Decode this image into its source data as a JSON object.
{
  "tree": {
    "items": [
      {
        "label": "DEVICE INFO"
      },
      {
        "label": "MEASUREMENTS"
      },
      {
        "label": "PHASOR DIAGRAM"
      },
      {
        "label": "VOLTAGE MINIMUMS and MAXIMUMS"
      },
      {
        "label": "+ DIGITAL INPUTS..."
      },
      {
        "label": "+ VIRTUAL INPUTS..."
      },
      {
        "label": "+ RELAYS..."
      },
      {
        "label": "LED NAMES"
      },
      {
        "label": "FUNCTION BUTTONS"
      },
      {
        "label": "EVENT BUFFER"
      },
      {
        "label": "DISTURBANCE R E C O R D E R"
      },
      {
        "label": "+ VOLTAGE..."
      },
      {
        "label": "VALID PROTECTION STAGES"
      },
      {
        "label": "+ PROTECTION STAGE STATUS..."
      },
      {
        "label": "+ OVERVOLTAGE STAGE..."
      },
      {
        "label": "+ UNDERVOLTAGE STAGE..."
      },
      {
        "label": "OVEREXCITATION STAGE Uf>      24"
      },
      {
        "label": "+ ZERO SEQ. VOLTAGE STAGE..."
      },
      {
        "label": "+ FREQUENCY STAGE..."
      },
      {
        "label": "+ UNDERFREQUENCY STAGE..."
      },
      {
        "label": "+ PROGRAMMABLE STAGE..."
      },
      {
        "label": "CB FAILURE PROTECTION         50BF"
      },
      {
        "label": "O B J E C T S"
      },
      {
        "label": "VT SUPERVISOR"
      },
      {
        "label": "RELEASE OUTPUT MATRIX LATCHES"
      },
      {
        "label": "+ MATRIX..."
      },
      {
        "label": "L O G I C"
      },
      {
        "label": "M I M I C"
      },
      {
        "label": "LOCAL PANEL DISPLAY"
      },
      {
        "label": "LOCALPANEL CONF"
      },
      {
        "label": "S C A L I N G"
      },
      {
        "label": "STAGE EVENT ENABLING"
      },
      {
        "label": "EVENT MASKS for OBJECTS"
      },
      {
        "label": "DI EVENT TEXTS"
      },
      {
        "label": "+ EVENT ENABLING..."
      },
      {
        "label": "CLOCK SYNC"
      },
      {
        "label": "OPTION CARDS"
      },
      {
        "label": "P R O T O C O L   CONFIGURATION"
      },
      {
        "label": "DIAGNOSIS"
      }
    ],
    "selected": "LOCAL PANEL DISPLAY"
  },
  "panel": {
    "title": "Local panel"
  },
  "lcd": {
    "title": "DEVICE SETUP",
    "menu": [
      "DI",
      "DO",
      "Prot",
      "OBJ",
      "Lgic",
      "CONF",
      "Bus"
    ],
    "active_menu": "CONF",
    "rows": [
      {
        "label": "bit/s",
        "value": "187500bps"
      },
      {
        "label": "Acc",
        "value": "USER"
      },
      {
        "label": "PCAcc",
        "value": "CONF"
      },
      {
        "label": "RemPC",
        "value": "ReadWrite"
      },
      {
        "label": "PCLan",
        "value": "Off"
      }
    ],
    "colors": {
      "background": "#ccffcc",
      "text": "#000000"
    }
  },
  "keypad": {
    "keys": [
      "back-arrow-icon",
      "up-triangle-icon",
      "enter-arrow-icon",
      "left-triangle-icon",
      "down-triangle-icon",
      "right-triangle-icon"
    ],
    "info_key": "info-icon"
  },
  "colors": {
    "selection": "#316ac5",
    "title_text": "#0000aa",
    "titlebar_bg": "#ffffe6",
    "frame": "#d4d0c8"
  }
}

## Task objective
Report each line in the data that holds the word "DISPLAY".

## Exercise result
        "label": "LOCAL PANEL DISPLAY"
    "selected": "LOCAL PANEL DISPLAY"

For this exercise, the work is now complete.